**Directions:** Go through the entries below, count every line with the string "Dark", and answer with only that number.

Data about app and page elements
● ● ● ● ● ● ●

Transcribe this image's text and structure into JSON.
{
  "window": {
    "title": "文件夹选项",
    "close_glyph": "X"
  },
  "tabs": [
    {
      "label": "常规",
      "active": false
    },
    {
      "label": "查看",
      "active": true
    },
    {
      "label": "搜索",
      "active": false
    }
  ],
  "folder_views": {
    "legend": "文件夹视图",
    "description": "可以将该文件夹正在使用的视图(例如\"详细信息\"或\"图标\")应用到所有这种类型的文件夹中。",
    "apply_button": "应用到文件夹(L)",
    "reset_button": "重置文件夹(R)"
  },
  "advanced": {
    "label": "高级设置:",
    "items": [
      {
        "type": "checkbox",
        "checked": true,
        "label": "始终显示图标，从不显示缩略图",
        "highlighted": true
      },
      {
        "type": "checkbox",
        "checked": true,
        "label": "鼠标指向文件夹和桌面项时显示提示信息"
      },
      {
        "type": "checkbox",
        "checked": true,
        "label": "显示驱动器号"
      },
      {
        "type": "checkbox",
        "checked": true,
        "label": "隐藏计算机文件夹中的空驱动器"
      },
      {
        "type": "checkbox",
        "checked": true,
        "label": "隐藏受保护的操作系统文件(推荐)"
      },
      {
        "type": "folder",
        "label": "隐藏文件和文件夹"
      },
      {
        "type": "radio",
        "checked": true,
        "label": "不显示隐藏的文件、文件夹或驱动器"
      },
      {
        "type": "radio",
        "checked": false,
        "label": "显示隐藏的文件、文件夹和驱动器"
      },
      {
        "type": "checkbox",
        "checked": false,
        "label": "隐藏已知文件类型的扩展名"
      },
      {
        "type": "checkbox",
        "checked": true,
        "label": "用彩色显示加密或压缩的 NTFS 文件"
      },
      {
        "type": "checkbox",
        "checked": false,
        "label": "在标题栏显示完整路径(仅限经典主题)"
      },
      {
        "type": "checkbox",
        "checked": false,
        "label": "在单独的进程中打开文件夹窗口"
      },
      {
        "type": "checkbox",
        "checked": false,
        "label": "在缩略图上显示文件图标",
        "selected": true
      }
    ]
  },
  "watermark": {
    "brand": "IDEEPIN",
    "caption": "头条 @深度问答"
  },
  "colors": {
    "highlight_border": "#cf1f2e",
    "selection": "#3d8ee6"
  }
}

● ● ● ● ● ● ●

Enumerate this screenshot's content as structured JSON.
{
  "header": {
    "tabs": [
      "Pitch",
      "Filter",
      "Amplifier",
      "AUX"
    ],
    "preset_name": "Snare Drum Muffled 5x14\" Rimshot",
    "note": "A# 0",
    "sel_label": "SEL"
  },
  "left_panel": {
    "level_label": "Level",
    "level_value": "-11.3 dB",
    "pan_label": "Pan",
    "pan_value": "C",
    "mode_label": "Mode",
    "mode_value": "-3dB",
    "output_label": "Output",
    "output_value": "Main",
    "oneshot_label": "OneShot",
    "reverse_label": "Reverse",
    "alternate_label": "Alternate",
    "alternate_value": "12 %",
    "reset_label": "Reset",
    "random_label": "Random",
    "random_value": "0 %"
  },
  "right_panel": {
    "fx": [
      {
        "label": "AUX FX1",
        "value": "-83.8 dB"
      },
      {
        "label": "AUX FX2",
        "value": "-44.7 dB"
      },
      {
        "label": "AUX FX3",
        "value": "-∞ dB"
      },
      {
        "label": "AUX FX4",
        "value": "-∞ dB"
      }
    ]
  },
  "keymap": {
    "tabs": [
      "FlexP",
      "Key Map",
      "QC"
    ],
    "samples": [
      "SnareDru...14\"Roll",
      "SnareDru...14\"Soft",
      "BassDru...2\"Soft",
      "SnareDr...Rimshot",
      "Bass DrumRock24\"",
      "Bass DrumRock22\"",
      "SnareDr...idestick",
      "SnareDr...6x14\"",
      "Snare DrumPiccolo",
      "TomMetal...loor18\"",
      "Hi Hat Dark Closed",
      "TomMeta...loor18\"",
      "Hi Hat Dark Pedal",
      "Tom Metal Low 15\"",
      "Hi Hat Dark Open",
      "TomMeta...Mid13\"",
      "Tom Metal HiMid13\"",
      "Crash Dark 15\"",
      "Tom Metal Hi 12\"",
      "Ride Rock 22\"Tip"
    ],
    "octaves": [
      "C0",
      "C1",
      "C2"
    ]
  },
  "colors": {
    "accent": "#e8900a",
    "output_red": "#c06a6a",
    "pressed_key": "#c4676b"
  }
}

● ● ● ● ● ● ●

**Result:** 4